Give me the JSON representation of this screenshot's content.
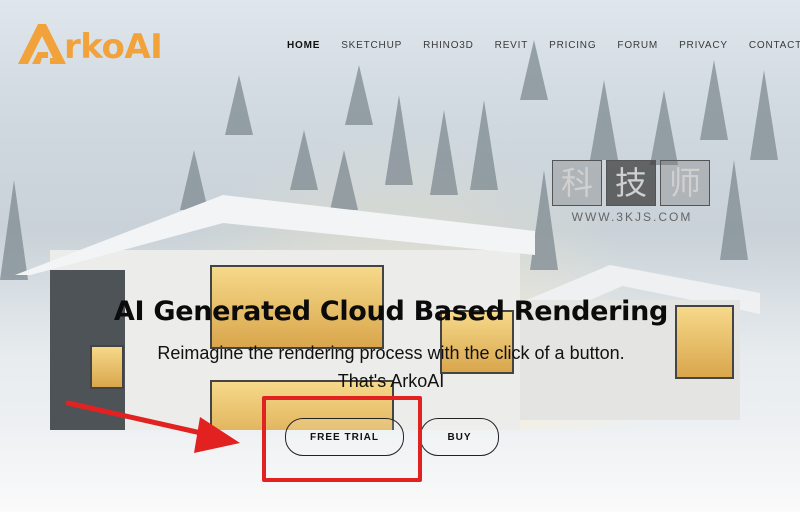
{
  "brand": {
    "name": "ArkoAI",
    "logo_text": "rkoAI",
    "accent_color": "#f2a23a"
  },
  "nav": {
    "items": [
      {
        "label": "HOME",
        "active": true
      },
      {
        "label": "SKETCHUP",
        "active": false
      },
      {
        "label": "RHINO3D",
        "active": false
      },
      {
        "label": "REVIT",
        "active": false
      },
      {
        "label": "PRICING",
        "active": false
      },
      {
        "label": "FORUM",
        "active": false
      },
      {
        "label": "PRIVACY",
        "active": false
      },
      {
        "label": "CONTACT",
        "active": false
      }
    ]
  },
  "hero": {
    "headline": "AI Generated Cloud Based Rendering",
    "subtitle_line1": "Reimagine the rendering process with the click of a button.",
    "subtitle_line2": "That's ArkoAI",
    "buttons": {
      "free_trial": "FREE TRIAL",
      "buy": "BUY"
    }
  },
  "watermark": {
    "chars": [
      "科",
      "技",
      "师"
    ],
    "url": "WWW.3KJS.COM"
  },
  "annotation": {
    "highlight_color": "#e22121",
    "target": "free-trial-button"
  }
}
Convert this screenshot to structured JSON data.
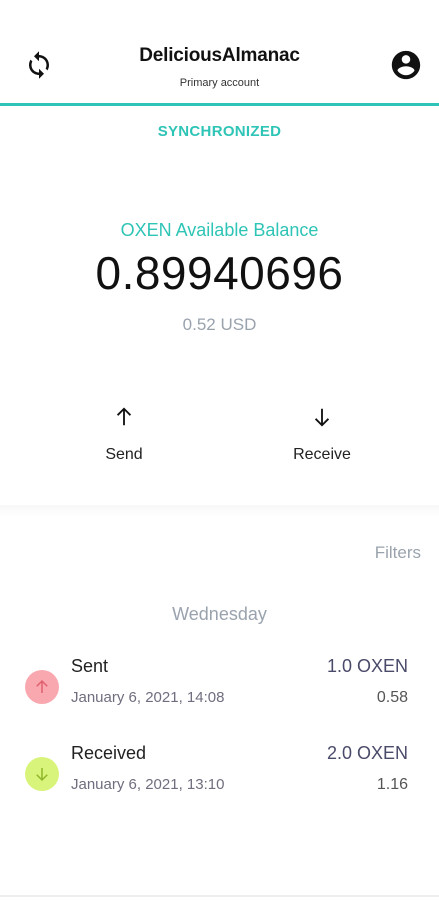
{
  "header": {
    "account_name": "DeliciousAlmanac",
    "account_subtitle": "Primary account",
    "refresh_icon": "refresh-icon",
    "profile_icon": "account-circle-icon",
    "accent_color": "#2ec4b6"
  },
  "status": {
    "sync_text": "SYNCHRONIZED"
  },
  "balance": {
    "label": "OXEN Available Balance",
    "value": "0.89940696",
    "fiat": "0.52 USD"
  },
  "actions": {
    "send_label": "Send",
    "receive_label": "Receive"
  },
  "transactions": {
    "filters_label": "Filters",
    "day_label": "Wednesday",
    "items": [
      {
        "type": "Sent",
        "date": "January 6, 2021, 14:08",
        "amount": "1.0 OXEN",
        "fiat": "0.58",
        "icon": "arrow-up-icon",
        "color": "#f9a8b0"
      },
      {
        "type": "Received",
        "date": "January 6, 2021, 13:10",
        "amount": "2.0 OXEN",
        "fiat": "1.16",
        "icon": "arrow-down-icon",
        "color": "#d9f47a"
      }
    ]
  }
}
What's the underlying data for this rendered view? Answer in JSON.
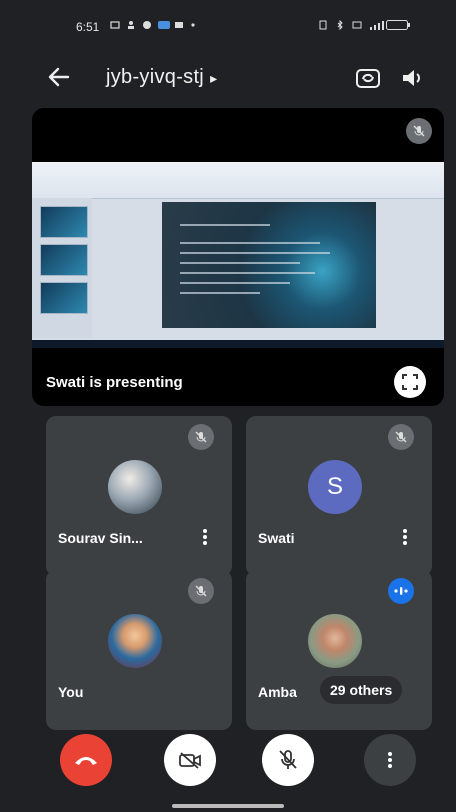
{
  "status_bar": {
    "time": "6:51"
  },
  "header": {
    "meeting_code": "jyb-yivq-stj",
    "caret": "▸"
  },
  "presentation": {
    "label": "Swati is presenting",
    "muted": true
  },
  "participants": [
    {
      "name": "Sourav Sin...",
      "muted": true,
      "avatar": "photo"
    },
    {
      "name": "Swati",
      "muted": true,
      "avatar": "initial",
      "initial": "S",
      "avatar_color": "#5c6bc0"
    },
    {
      "name": "You",
      "muted": true,
      "avatar": "photo"
    },
    {
      "name": "Amba",
      "speaking": true,
      "avatar": "photo",
      "others_label": "29 others"
    }
  ],
  "controls": [
    {
      "name": "end-call",
      "icon": "phone-hangup-icon",
      "color": "#ea4335"
    },
    {
      "name": "camera-off",
      "icon": "video-off-icon",
      "color": "#ffffff"
    },
    {
      "name": "mic-off",
      "icon": "mic-off-icon",
      "color": "#ffffff"
    },
    {
      "name": "more-options",
      "icon": "more-vert-icon",
      "color": "#3c4043"
    }
  ],
  "colors": {
    "background": "#1f2124",
    "tile": "#3c4043",
    "accent_blue": "#1a73e8",
    "end_call_red": "#ea4335"
  }
}
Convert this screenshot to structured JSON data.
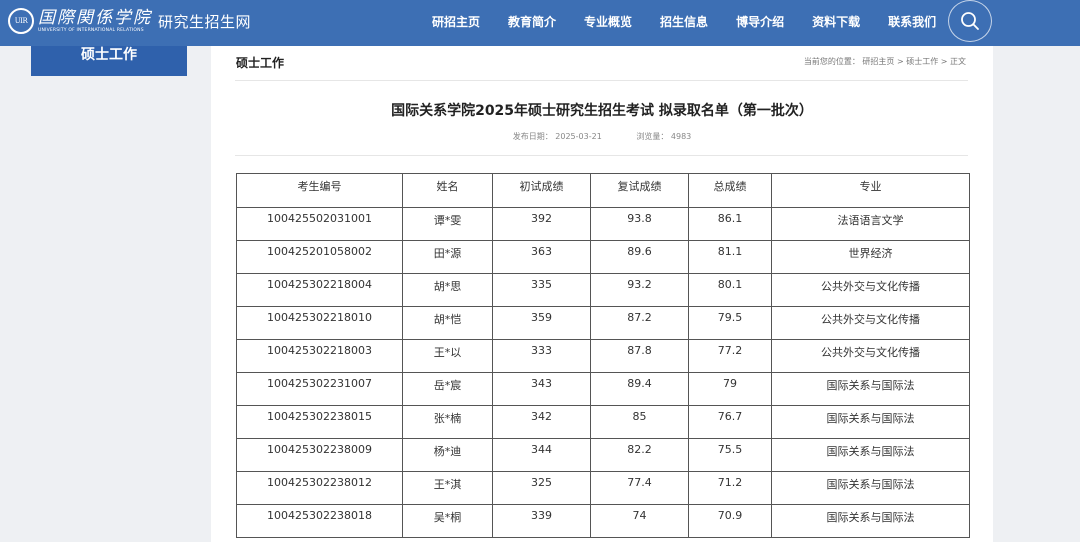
{
  "header": {
    "logo_seal": "UIR",
    "logo_name": "国際関係学院",
    "logo_en": "UNIVERSITY OF INTERNATIONAL RELATIONS",
    "site_name": "研究生招生网",
    "nav": [
      "研招主页",
      "教育简介",
      "专业概览",
      "招生信息",
      "博导介绍",
      "资料下载",
      "联系我们"
    ],
    "search_icon": "search-icon"
  },
  "sidebar": {
    "title": "硕士工作"
  },
  "section": {
    "title": "硕士工作",
    "breadcrumb": "当前您的位置：  研招主页 > 硕士工作 > 正文"
  },
  "article": {
    "title": "国际关系学院2025年硕士研究生招生考试 拟录取名单（第一批次）",
    "publish_date": "发布日期：  2025-03-21",
    "views": "浏览量：  4983"
  },
  "table": {
    "headers": [
      "考生编号",
      "姓名",
      "初试成绩",
      "复试成绩",
      "总成绩",
      "专业"
    ],
    "rows": [
      [
        "100425502031001",
        "谭*雯",
        "392",
        "93.8",
        "86.1",
        "法语语言文学"
      ],
      [
        "100425201058002",
        "田*源",
        "363",
        "89.6",
        "81.1",
        "世界经济"
      ],
      [
        "100425302218004",
        "胡*思",
        "335",
        "93.2",
        "80.1",
        "公共外交与文化传播"
      ],
      [
        "100425302218010",
        "胡*恺",
        "359",
        "87.2",
        "79.5",
        "公共外交与文化传播"
      ],
      [
        "100425302218003",
        "王*以",
        "333",
        "87.8",
        "77.2",
        "公共外交与文化传播"
      ],
      [
        "100425302231007",
        "岳*宸",
        "343",
        "89.4",
        "79",
        "国际关系与国际法"
      ],
      [
        "100425302238015",
        "张*楠",
        "342",
        "85",
        "76.7",
        "国际关系与国际法"
      ],
      [
        "100425302238009",
        "杨*迪",
        "344",
        "82.2",
        "75.5",
        "国际关系与国际法"
      ],
      [
        "100425302238012",
        "王*淇",
        "325",
        "77.4",
        "71.2",
        "国际关系与国际法"
      ],
      [
        "100425302238018",
        "吴*桐",
        "339",
        "74",
        "70.9",
        "国际关系与国际法"
      ]
    ]
  }
}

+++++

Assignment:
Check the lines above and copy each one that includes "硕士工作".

Problem solution:
    "title": "硕士工作"
    "title": "硕士工作",
    "breadcrumb": "当前您的位置：  研招主页 > 硕士工作 > 正文"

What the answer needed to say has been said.